Task. The lines to copy are those with "pieczenie" in them. Pull each one from the entries below.

Provided information.
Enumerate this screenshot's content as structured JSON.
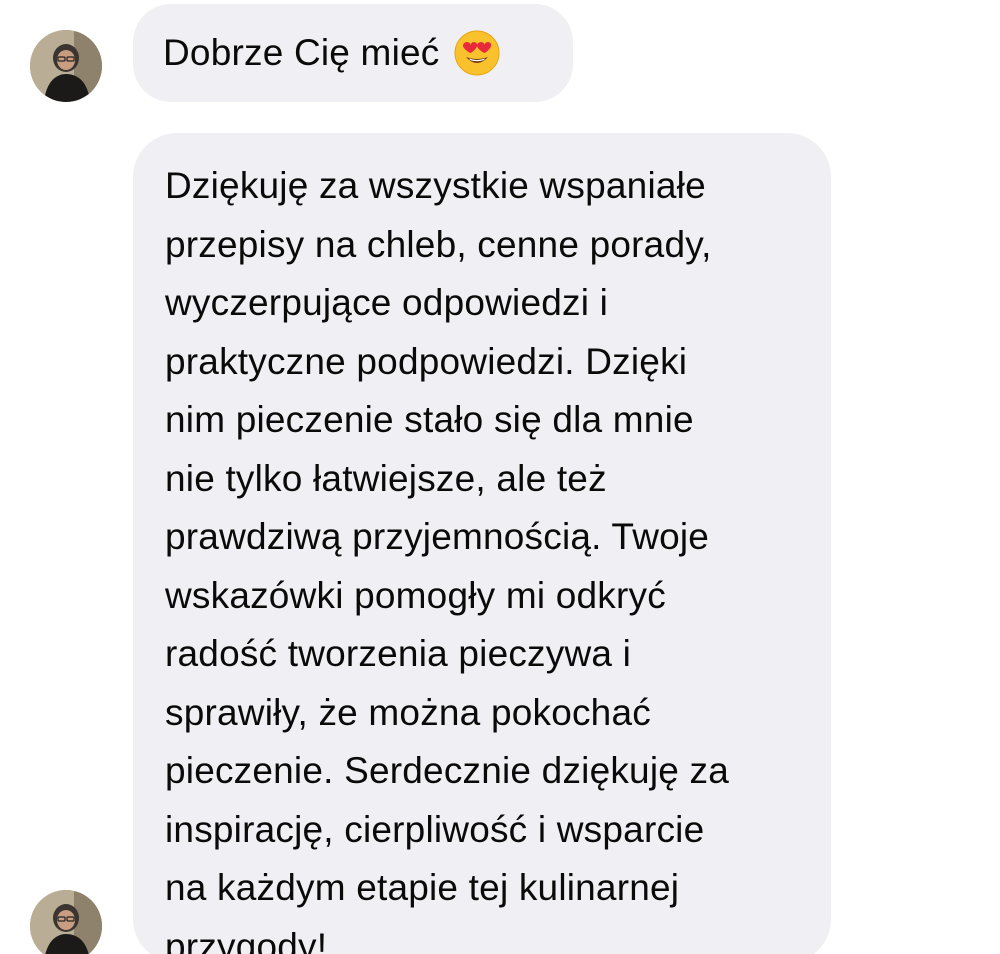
{
  "messages": [
    {
      "text": "Dobrze Cię mieć",
      "emoji": "heart-eyes-emoji"
    },
    {
      "lines": [
        "Dziękuję za wszystkie wspaniałe",
        "przepisy na chleb, cenne porady,",
        "wyczerpujące odpowiedzi i",
        "praktyczne podpowiedzi. Dzięki",
        "nim pieczenie stało się dla mnie",
        "nie tylko łatwiejsze, ale też",
        "prawdziwą przyjemnością. Twoje",
        "wskazówki pomogły mi odkryć",
        "radość tworzenia pieczywa i",
        "sprawiły, że można pokochać",
        "pieczenie. Serdecznie dziękuję za",
        "inspirację, cierpliwość i wsparcie",
        "na każdym etapie tej kulinarnej",
        "przygody!"
      ]
    }
  ],
  "colors": {
    "bubble": "#f0f0f4",
    "text": "#0a0a0a",
    "background": "#ffffff"
  }
}
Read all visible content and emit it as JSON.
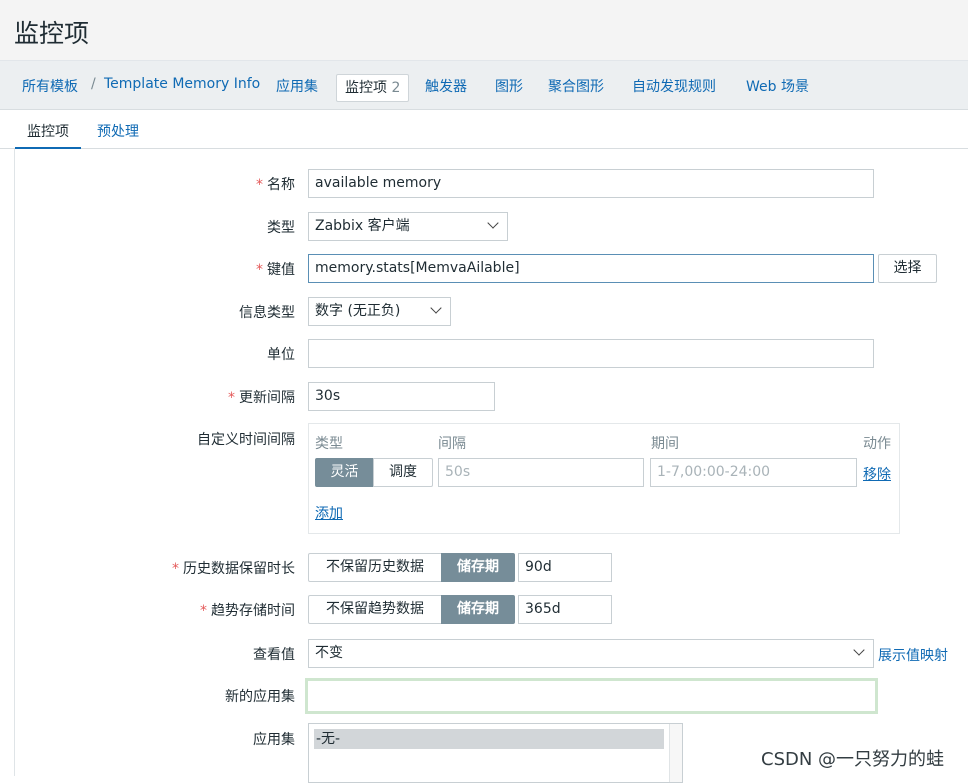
{
  "page": {
    "title": "监控项"
  },
  "nav": {
    "all_templates": "所有模板",
    "separator": "/",
    "template_name": "Template Memory Info",
    "applications": "应用集",
    "items": "监控项",
    "items_count": "2",
    "triggers": "触发器",
    "graphs": "图形",
    "screens": "聚合图形",
    "discovery": "自动发现规则",
    "web": "Web 场景"
  },
  "subtabs": {
    "item": "监控项",
    "preprocessing": "预处理"
  },
  "form": {
    "name_label": "名称",
    "name_value": "available memory",
    "type_label": "类型",
    "type_value": "Zabbix 客户端",
    "key_label": "键值",
    "key_value": "memory.stats[MemvaAilable]",
    "select_button": "选择",
    "info_type_label": "信息类型",
    "info_type_value": "数字 (无正负)",
    "units_label": "单位",
    "units_value": "",
    "interval_label": "更新间隔",
    "interval_value": "30s",
    "custom_label": "自定义时间间隔",
    "custom": {
      "col_type": "类型",
      "col_interval": "间隔",
      "col_period": "期间",
      "col_action": "动作",
      "flexible": "灵活",
      "scheduling": "调度",
      "interval_placeholder": "50s",
      "period_placeholder": "1-7,00:00-24:00",
      "remove": "移除",
      "add": "添加"
    },
    "history_label": "历史数据保留时长",
    "history_off": "不保留历史数据",
    "history_on": "储存期",
    "history_value": "90d",
    "trends_label": "趋势存储时间",
    "trends_off": "不保留趋势数据",
    "trends_on": "储存期",
    "trends_value": "365d",
    "valuemap_label": "查看值",
    "valuemap_value": "不变",
    "valuemap_link": "展示值映射",
    "new_app_label": "新的应用集",
    "new_app_value": "",
    "apps_label": "应用集",
    "apps_options": [
      "-无-"
    ]
  },
  "watermark": "CSDN @一只努力的蛙",
  "colors": {
    "link": "#0f6ab4",
    "required": "#e45959",
    "segment_active": "#768d99"
  }
}
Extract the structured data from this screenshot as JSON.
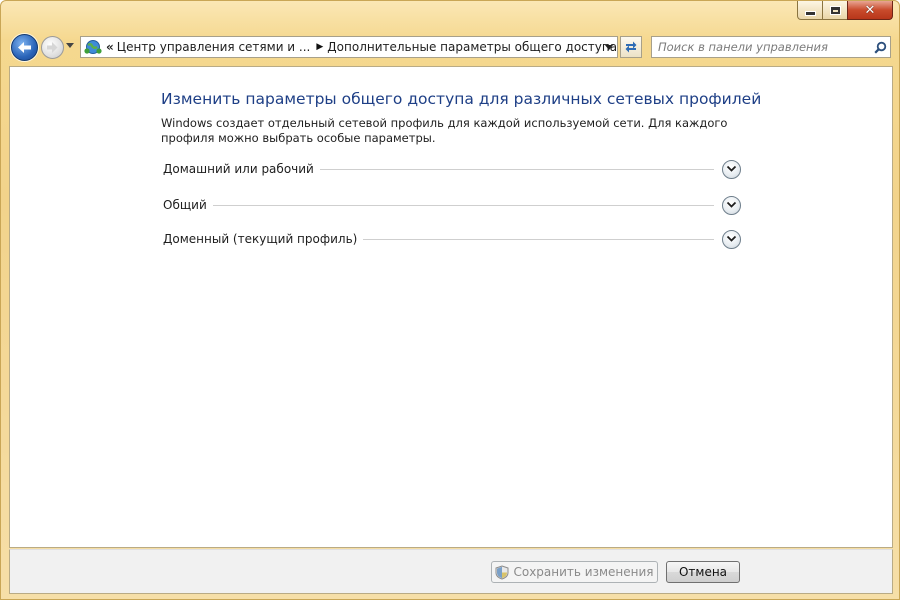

Solution for this exercise.
        "nim pieczenie stało się dla mnie",
        "pieczenie. Serdecznie dziękuję za",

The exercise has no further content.